(Beginning of INFORMATION PROVIDED)

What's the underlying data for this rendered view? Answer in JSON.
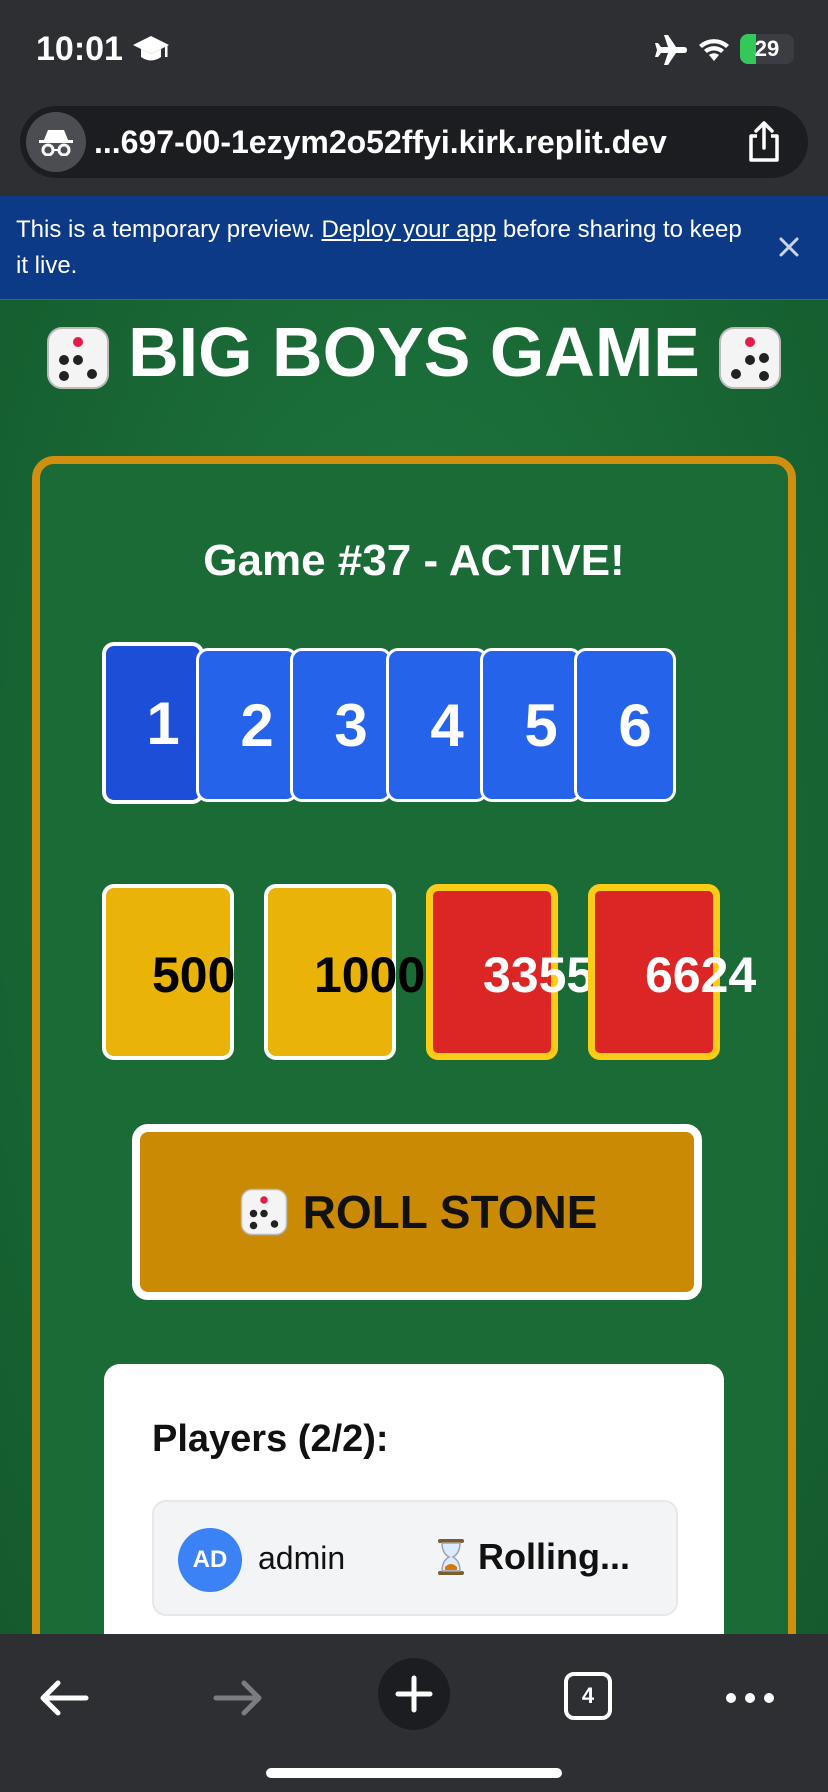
{
  "status_bar": {
    "time": "10:01",
    "battery": "29",
    "battery_level": 0.29
  },
  "browser": {
    "url": "...697-00-1ezym2o52ffyi.kirk.replit.dev",
    "tab_count": "4"
  },
  "banner": {
    "text_before": "This is a temporary preview. ",
    "link": "Deploy your app",
    "text_after": " before sharing to keep it live."
  },
  "game": {
    "title": "BIG BOYS GAME",
    "status": "Game #37 - ACTIVE!",
    "numbers": [
      "1",
      "2",
      "3",
      "4",
      "5",
      "6"
    ],
    "selected_number": "1",
    "bets": [
      {
        "value": "500",
        "color": "#eab308"
      },
      {
        "value": "1000",
        "color": "#eab308"
      },
      {
        "value": "3355",
        "color": "#dc2626"
      },
      {
        "value": "6624",
        "color": "#dc2626"
      }
    ],
    "roll_button": "ROLL STONE"
  },
  "players": {
    "title": "Players (2/2):",
    "list": [
      {
        "initials": "AD",
        "name": "admin",
        "state": "Rolling..."
      }
    ]
  },
  "colors": {
    "board_border": "#d18f10",
    "accent_blue": "#2563eb",
    "roll_button": "#ca8a04"
  }
}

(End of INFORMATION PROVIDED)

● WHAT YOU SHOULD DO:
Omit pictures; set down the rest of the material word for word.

● WRITTEN SOLUTION:
What's the underlying data for this rendered view? Answer in JSON.
{
  "status_bar": {
    "time": "10:01",
    "battery": "29",
    "battery_level": 0.29
  },
  "browser": {
    "url": "...697-00-1ezym2o52ffyi.kirk.replit.dev",
    "tab_count": "4"
  },
  "banner": {
    "text_before": "This is a temporary preview. ",
    "link": "Deploy your app",
    "text_after": " before sharing to keep it live."
  },
  "game": {
    "title": "BIG BOYS GAME",
    "status": "Game #37 - ACTIVE!",
    "numbers": [
      "1",
      "2",
      "3",
      "4",
      "5",
      "6"
    ],
    "selected_number": "1",
    "bets": [
      {
        "value": "500",
        "color": "#eab308"
      },
      {
        "value": "1000",
        "color": "#eab308"
      },
      {
        "value": "3355",
        "color": "#dc2626"
      },
      {
        "value": "6624",
        "color": "#dc2626"
      }
    ],
    "roll_button": "ROLL STONE"
  },
  "players": {
    "title": "Players (2/2):",
    "list": [
      {
        "initials": "AD",
        "name": "admin",
        "state": "Rolling..."
      }
    ]
  },
  "colors": {
    "board_border": "#d18f10",
    "accent_blue": "#2563eb",
    "roll_button": "#ca8a04"
  }
}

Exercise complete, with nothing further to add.